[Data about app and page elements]
>>
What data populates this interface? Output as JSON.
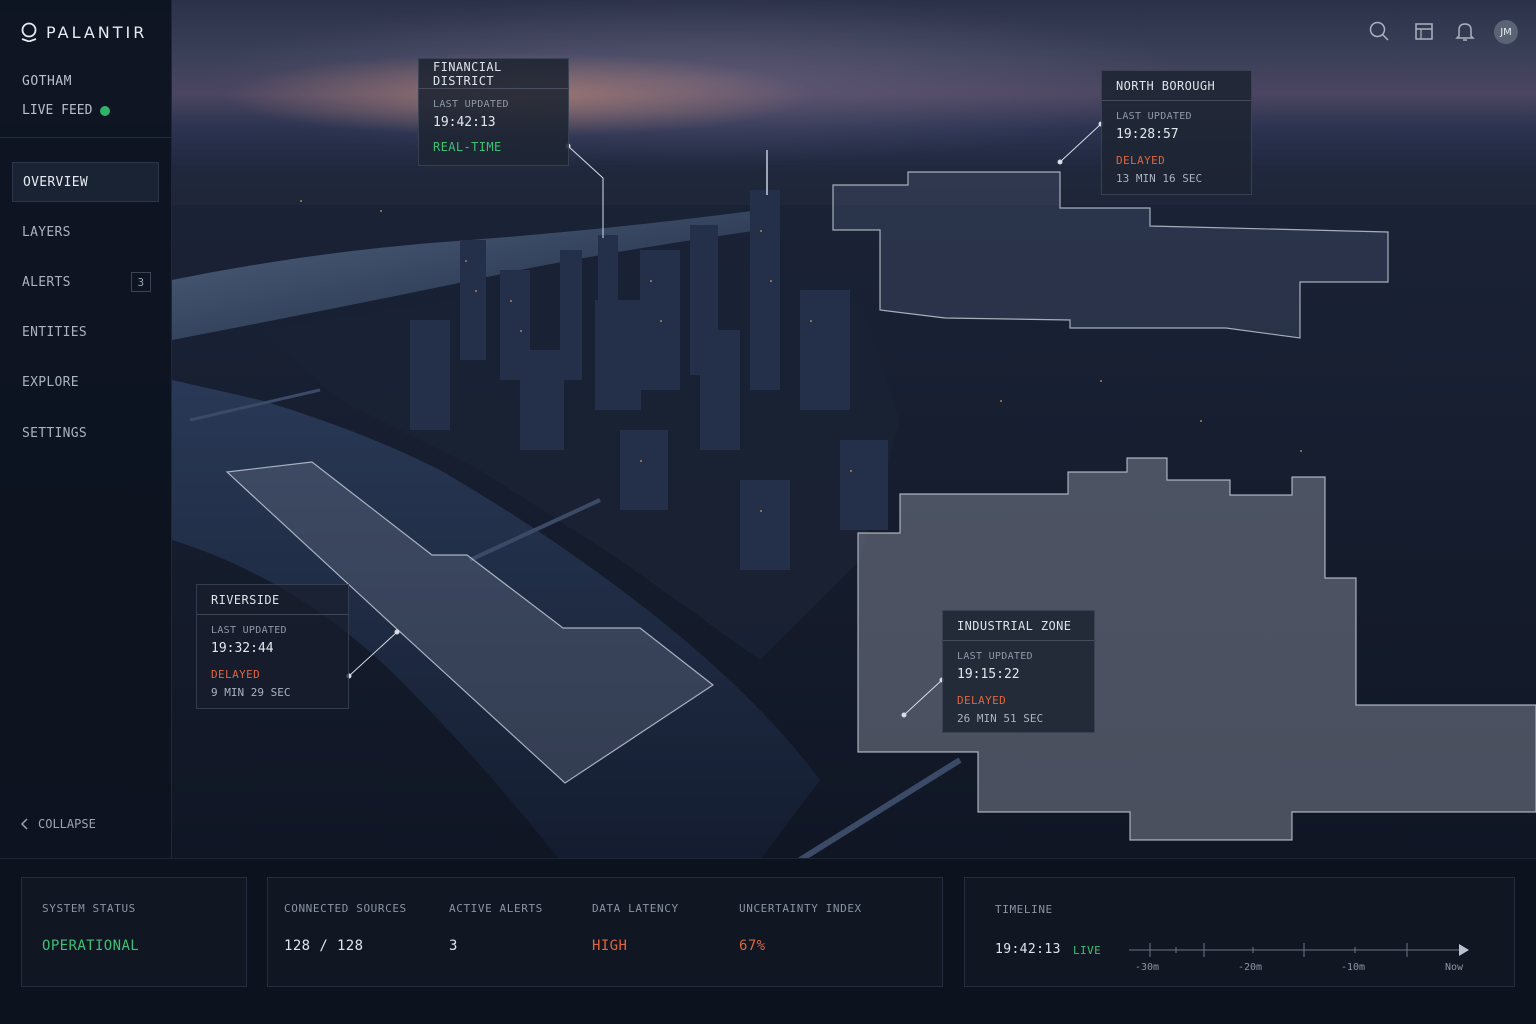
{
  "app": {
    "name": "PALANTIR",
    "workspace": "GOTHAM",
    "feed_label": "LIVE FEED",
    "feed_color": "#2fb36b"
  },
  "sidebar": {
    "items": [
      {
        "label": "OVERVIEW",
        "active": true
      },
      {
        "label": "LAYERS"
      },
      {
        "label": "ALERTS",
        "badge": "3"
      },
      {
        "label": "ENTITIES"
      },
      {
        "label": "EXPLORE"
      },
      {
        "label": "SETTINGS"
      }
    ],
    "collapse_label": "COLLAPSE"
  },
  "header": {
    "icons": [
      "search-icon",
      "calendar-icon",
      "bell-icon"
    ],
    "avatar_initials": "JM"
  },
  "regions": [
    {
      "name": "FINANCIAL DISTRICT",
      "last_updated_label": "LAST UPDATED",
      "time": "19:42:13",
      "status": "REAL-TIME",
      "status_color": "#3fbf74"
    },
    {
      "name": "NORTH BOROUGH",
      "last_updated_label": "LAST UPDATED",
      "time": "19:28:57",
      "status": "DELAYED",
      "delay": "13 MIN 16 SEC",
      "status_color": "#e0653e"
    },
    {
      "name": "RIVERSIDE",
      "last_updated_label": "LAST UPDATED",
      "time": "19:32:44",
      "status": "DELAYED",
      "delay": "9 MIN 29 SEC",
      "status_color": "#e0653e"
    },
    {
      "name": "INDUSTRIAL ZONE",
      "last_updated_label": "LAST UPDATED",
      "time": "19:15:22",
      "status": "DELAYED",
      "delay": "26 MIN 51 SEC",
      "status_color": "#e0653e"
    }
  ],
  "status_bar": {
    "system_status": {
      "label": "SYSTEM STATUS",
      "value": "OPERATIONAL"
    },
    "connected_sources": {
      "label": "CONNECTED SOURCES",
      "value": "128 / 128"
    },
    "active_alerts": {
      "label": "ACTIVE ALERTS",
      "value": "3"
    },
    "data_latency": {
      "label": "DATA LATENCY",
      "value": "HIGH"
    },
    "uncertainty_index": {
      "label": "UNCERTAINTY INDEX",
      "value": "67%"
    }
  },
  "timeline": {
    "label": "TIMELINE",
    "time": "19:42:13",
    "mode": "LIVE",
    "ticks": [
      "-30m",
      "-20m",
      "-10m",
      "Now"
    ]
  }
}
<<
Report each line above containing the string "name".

    "name": "PALANTIR",
      "name": "FINANCIAL DISTRICT",
      "name": "NORTH BOROUGH",
      "name": "RIVERSIDE",
      "name": "INDUSTRIAL ZONE",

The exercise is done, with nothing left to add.